Repeat the records exactly, so that each line matches the original.

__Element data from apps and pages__
......
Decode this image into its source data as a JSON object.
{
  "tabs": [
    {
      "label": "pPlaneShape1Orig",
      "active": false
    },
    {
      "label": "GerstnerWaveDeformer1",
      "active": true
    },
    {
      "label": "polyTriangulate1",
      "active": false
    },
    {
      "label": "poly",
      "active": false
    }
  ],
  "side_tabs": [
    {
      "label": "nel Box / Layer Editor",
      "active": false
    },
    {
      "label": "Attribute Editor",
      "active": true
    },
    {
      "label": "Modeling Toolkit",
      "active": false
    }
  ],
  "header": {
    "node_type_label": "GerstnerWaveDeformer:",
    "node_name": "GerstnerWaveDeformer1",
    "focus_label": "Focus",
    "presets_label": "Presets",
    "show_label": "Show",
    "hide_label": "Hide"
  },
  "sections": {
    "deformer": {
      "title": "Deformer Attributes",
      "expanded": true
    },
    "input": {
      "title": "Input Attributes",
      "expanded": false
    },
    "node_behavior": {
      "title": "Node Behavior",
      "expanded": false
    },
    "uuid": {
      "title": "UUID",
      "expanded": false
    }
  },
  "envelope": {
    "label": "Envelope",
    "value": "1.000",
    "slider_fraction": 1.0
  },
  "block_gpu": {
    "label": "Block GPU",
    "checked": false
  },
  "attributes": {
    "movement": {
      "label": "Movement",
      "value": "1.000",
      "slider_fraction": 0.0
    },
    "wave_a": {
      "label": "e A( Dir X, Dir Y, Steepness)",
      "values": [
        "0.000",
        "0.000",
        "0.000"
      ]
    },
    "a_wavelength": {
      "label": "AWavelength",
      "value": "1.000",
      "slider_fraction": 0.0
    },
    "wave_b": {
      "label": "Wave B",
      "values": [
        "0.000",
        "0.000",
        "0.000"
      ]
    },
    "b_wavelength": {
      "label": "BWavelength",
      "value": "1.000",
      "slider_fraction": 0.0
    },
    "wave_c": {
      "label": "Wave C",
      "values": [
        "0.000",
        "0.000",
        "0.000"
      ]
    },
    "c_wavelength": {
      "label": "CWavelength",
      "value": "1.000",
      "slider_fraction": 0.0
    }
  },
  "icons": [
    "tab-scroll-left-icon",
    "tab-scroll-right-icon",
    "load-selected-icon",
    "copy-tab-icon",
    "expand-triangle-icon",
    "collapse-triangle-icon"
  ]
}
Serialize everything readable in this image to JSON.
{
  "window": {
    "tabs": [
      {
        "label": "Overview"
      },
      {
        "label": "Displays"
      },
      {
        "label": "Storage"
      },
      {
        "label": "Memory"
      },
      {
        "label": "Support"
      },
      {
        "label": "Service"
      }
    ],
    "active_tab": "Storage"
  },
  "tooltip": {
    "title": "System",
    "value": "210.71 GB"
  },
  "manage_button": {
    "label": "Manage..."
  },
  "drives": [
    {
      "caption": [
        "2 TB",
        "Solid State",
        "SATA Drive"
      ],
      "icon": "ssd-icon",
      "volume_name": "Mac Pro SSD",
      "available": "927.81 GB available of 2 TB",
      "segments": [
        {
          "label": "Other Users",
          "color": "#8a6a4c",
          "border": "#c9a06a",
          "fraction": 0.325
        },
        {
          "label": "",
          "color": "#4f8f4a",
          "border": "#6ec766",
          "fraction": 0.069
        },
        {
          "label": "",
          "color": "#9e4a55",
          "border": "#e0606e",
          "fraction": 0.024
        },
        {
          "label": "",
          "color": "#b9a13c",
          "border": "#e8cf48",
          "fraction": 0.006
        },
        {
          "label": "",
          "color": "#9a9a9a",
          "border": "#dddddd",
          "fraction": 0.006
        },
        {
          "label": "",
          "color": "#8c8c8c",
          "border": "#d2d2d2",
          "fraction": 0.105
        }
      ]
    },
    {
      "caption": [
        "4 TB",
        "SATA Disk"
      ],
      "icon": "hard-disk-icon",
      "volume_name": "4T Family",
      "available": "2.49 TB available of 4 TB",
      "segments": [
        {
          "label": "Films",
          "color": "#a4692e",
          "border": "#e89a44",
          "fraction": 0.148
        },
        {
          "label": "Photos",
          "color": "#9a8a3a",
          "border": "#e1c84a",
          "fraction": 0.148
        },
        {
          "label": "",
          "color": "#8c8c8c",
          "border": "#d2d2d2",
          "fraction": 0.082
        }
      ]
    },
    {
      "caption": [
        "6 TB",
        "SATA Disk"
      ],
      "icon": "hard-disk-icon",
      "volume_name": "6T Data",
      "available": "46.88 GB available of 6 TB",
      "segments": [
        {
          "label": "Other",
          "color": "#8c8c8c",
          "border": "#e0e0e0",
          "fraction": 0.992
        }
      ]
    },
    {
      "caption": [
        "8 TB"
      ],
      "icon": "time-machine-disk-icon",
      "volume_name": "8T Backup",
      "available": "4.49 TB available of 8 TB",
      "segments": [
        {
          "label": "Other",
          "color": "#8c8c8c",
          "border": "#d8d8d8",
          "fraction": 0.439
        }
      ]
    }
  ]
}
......
__The answer__
Decode this image into its source data as a JSON object.
{
  "tabs": [
    {
      "label": "pPlaneShape1Orig",
      "active": false
    },
    {
      "label": "GerstnerWaveDeformer1",
      "active": true
    },
    {
      "label": "polyTriangulate1",
      "active": false
    },
    {
      "label": "poly",
      "active": false
    }
  ],
  "side_tabs": [
    {
      "label": "nel Box / Layer Editor",
      "active": false
    },
    {
      "label": "Attribute Editor",
      "active": true
    },
    {
      "label": "Modeling Toolkit",
      "active": false
    }
  ],
  "header": {
    "node_type_label": "GerstnerWaveDeformer:",
    "node_name": "GerstnerWaveDeformer1",
    "focus_label": "Focus",
    "presets_label": "Presets",
    "show_label": "Show",
    "hide_label": "Hide"
  },
  "sections": {
    "deformer": {
      "title": "Deformer Attributes",
      "expanded": true
    },
    "input": {
      "title": "Input Attributes",
      "expanded": false
    },
    "node_behavior": {
      "title": "Node Behavior",
      "expanded": false
    },
    "uuid": {
      "title": "UUID",
      "expanded": false
    }
  },
  "envelope": {
    "label": "Envelope",
    "value": "1.000",
    "slider_fraction": 1.0
  },
  "block_gpu": {
    "label": "Block GPU",
    "checked": false
  },
  "attributes": {
    "movement": {
      "label": "Movement",
      "value": "1.000",
      "slider_fraction": 0.0
    },
    "wave_a": {
      "label": "e A( Dir X, Dir Y, Steepness)",
      "values": [
        "0.000",
        "0.000",
        "0.000"
      ]
    },
    "a_wavelength": {
      "label": "AWavelength",
      "value": "1.000",
      "slider_fraction": 0.0
    },
    "wave_b": {
      "label": "Wave B",
      "values": [
        "0.000",
        "0.000",
        "0.000"
      ]
    },
    "b_wavelength": {
      "label": "BWavelength",
      "value": "1.000",
      "slider_fraction": 0.0
    },
    "wave_c": {
      "label": "Wave C",
      "values": [
        "0.000",
        "0.000",
        "0.000"
      ]
    },
    "c_wavelength": {
      "label": "CWavelength",
      "value": "1.000",
      "slider_fraction": 0.0
    }
  },
  "icons": [
    "tab-scroll-left-icon",
    "tab-scroll-right-icon",
    "load-selected-icon",
    "copy-tab-icon",
    "expand-triangle-icon",
    "collapse-triangle-icon"
  ]
}
Serialize everything readable in this image to JSON.
{
  "window": {
    "tabs": [
      {
        "label": "Overview"
      },
      {
        "label": "Displays"
      },
      {
        "label": "Storage"
      },
      {
        "label": "Memory"
      },
      {
        "label": "Support"
      },
      {
        "label": "Service"
      }
    ],
    "active_tab": "Storage"
  },
  "tooltip": {
    "title": "System",
    "value": "210.71 GB"
  },
  "manage_button": {
    "label": "Manage..."
  },
  "drives": [
    {
      "caption": [
        "2 TB",
        "Solid State",
        "SATA Drive"
      ],
      "icon": "ssd-icon",
      "volume_name": "Mac Pro SSD",
      "available": "927.81 GB available of 2 TB",
      "segments": [
        {
          "label": "Other Users",
          "color": "#8a6a4c",
          "border": "#c9a06a",
          "fraction": 0.325
        },
        {
          "label": "",
          "color": "#4f8f4a",
          "border": "#6ec766",
          "fraction": 0.069
        },
        {
          "label": "",
          "color": "#9e4a55",
          "border": "#e0606e",
          "fraction": 0.024
        },
        {
          "label": "",
          "color": "#b9a13c",
          "border": "#e8cf48",
          "fraction": 0.006
        },
        {
          "label": "",
          "color": "#9a9a9a",
          "border": "#dddddd",
          "fraction": 0.006
        },
        {
          "label": "",
          "color": "#8c8c8c",
          "border": "#d2d2d2",
          "fraction": 0.105
        }
      ]
    },
    {
      "caption": [
        "4 TB",
        "SATA Disk"
      ],
      "icon": "hard-disk-icon",
      "volume_name": "4T Family",
      "available": "2.49 TB available of 4 TB",
      "segments": [
        {
          "label": "Films",
          "color": "#a4692e",
          "border": "#e89a44",
          "fraction": 0.148
        },
        {
          "label": "Photos",
          "color": "#9a8a3a",
          "border": "#e1c84a",
          "fraction": 0.148
        },
        {
          "label": "",
          "color": "#8c8c8c",
          "border": "#d2d2d2",
          "fraction": 0.082
        }
      ]
    },
    {
      "caption": [
        "6 TB",
        "SATA Disk"
      ],
      "icon": "hard-disk-icon",
      "volume_name": "6T Data",
      "available": "46.88 GB available of 6 TB",
      "segments": [
        {
          "label": "Other",
          "color": "#8c8c8c",
          "border": "#e0e0e0",
          "fraction": 0.992
        }
      ]
    },
    {
      "caption": [
        "8 TB"
      ],
      "icon": "time-machine-disk-icon",
      "volume_name": "8T Backup",
      "available": "4.49 TB available of 8 TB",
      "segments": [
        {
          "label": "Other",
          "color": "#8c8c8c",
          "border": "#d8d8d8",
          "fraction": 0.439
        }
      ]
    }
  ]
}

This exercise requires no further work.